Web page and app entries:
=== Begin Enclosure ===

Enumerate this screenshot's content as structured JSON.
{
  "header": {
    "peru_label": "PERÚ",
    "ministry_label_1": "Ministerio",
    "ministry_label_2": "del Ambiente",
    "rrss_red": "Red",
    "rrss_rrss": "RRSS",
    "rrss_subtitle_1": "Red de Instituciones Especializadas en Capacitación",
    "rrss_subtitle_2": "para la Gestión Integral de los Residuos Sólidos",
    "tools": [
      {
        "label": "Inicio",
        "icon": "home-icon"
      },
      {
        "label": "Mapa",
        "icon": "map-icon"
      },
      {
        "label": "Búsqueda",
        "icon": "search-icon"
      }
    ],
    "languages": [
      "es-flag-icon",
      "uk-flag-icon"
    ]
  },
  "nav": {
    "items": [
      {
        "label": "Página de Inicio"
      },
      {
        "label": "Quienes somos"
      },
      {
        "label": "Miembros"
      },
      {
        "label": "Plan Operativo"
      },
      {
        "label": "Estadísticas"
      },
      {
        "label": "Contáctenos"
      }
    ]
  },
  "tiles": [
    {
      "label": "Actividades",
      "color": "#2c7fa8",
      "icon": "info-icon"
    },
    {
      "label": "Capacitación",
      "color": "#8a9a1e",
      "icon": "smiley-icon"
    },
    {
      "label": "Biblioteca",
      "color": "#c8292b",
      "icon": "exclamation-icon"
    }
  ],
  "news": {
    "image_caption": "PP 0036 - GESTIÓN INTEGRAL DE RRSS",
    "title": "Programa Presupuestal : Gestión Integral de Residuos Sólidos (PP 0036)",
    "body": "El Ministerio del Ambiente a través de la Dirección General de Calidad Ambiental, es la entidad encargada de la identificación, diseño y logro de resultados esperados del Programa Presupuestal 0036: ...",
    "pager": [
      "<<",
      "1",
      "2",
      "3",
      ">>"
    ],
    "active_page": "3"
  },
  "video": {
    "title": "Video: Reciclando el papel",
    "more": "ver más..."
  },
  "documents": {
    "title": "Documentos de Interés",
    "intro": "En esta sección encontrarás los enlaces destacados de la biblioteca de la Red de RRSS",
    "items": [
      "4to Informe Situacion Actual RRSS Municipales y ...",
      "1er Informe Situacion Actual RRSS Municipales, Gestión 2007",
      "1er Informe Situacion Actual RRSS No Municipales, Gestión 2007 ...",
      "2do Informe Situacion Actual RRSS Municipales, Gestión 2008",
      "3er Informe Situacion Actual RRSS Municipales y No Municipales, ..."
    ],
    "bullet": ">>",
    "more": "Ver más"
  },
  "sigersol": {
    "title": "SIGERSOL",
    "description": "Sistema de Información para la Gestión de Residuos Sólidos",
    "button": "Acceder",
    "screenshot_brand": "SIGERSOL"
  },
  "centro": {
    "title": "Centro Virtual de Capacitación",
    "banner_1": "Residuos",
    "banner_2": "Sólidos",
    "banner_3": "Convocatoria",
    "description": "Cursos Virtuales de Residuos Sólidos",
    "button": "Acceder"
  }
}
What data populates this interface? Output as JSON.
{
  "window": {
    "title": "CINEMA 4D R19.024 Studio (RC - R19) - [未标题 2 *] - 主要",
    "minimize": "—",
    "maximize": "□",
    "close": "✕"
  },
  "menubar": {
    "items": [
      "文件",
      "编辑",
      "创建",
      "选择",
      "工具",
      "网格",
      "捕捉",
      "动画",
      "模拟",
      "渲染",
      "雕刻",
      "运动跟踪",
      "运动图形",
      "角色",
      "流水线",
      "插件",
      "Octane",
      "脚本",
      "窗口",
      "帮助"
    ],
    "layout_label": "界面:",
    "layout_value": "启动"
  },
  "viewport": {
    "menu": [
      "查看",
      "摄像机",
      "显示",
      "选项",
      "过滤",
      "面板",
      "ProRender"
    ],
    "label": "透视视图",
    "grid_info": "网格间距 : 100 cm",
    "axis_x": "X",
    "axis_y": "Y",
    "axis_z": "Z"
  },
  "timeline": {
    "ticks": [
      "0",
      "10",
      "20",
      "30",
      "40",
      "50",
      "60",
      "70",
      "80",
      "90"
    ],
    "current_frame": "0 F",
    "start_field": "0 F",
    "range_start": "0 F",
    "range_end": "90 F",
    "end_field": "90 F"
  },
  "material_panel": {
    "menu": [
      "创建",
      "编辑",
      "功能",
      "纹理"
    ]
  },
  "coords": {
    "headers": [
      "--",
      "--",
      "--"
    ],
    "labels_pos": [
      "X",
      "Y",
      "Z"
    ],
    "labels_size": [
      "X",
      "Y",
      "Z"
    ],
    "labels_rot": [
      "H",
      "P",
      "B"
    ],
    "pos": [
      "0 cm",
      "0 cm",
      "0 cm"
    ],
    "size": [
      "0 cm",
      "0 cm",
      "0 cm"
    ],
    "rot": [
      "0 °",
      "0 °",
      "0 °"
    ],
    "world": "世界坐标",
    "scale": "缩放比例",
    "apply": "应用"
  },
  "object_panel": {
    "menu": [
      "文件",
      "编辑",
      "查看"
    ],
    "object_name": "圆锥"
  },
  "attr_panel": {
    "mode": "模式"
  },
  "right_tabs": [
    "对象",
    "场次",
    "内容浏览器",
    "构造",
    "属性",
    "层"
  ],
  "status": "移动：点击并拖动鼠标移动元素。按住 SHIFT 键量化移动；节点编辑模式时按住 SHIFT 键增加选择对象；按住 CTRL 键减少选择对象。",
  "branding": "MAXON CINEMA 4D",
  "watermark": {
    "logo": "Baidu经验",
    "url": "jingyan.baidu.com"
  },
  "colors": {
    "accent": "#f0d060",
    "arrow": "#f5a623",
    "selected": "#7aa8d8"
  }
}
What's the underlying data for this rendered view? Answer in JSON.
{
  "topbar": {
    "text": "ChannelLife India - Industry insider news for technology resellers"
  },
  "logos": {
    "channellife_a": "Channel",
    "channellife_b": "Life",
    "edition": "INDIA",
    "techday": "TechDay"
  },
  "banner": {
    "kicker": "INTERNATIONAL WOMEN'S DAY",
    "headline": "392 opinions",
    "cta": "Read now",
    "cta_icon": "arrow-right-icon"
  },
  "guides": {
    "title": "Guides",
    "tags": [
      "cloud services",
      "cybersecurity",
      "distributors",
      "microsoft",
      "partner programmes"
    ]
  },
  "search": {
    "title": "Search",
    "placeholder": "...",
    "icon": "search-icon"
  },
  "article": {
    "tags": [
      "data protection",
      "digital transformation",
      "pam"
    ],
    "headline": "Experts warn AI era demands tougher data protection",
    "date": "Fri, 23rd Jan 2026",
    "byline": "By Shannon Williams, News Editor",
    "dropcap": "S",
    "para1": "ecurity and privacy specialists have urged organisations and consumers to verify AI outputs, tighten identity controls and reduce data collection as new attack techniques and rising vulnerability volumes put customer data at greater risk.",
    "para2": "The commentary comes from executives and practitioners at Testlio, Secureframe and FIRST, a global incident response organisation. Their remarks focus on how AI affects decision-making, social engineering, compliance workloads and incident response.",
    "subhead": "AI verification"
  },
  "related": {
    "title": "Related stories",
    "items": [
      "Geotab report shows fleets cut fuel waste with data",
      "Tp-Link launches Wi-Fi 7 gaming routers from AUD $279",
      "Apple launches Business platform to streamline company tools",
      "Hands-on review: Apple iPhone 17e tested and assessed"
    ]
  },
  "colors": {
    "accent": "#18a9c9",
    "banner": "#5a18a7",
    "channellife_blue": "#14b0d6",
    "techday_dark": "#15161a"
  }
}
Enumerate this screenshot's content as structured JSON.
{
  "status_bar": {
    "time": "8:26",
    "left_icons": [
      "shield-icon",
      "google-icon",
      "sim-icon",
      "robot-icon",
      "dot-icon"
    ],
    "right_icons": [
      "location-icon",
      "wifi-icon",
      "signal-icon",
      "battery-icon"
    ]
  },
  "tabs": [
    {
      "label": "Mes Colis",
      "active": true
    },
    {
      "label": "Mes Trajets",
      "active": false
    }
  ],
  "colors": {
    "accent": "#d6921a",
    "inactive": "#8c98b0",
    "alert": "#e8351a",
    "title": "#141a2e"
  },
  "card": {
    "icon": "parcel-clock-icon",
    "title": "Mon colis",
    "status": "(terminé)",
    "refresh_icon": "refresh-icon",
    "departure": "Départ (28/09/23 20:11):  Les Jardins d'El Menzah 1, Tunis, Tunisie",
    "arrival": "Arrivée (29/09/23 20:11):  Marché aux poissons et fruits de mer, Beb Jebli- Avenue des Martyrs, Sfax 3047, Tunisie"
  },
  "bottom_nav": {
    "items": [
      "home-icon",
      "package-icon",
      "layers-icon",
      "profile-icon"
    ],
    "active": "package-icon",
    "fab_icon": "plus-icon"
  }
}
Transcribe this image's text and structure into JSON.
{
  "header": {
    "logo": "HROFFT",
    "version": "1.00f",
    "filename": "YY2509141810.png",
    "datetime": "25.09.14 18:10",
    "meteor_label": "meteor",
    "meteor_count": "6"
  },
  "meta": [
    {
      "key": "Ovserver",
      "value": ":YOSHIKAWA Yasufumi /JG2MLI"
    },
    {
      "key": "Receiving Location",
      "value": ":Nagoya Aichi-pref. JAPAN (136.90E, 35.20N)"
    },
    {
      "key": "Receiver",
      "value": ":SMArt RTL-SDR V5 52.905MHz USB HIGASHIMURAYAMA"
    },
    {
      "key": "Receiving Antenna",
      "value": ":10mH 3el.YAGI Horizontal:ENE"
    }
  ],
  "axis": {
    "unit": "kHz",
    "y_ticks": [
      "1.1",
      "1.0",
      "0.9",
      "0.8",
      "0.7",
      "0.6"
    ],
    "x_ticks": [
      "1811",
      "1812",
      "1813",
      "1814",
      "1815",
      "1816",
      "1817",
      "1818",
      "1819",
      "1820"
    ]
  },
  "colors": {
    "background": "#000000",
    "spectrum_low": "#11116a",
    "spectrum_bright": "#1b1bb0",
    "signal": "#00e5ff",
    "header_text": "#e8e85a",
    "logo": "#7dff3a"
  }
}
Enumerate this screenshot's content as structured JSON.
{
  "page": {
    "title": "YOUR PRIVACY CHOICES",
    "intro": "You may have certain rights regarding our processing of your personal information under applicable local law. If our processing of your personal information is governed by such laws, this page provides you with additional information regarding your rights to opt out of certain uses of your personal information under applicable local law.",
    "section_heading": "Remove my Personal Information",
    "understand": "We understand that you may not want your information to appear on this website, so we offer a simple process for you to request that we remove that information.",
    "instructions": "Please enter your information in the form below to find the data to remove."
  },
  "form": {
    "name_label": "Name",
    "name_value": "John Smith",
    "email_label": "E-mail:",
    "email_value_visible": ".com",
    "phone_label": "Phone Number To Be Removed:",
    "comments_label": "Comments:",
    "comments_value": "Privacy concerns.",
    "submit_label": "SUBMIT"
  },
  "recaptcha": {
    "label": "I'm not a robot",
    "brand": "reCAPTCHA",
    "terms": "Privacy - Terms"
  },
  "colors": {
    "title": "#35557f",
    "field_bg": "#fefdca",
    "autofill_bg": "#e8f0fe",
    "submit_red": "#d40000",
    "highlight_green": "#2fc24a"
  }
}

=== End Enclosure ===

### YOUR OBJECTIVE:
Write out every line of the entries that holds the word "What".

### SOLUTION:
What data populates this interface? Output as JSON.
What's the underlying data for this rendered view? Answer in JSON.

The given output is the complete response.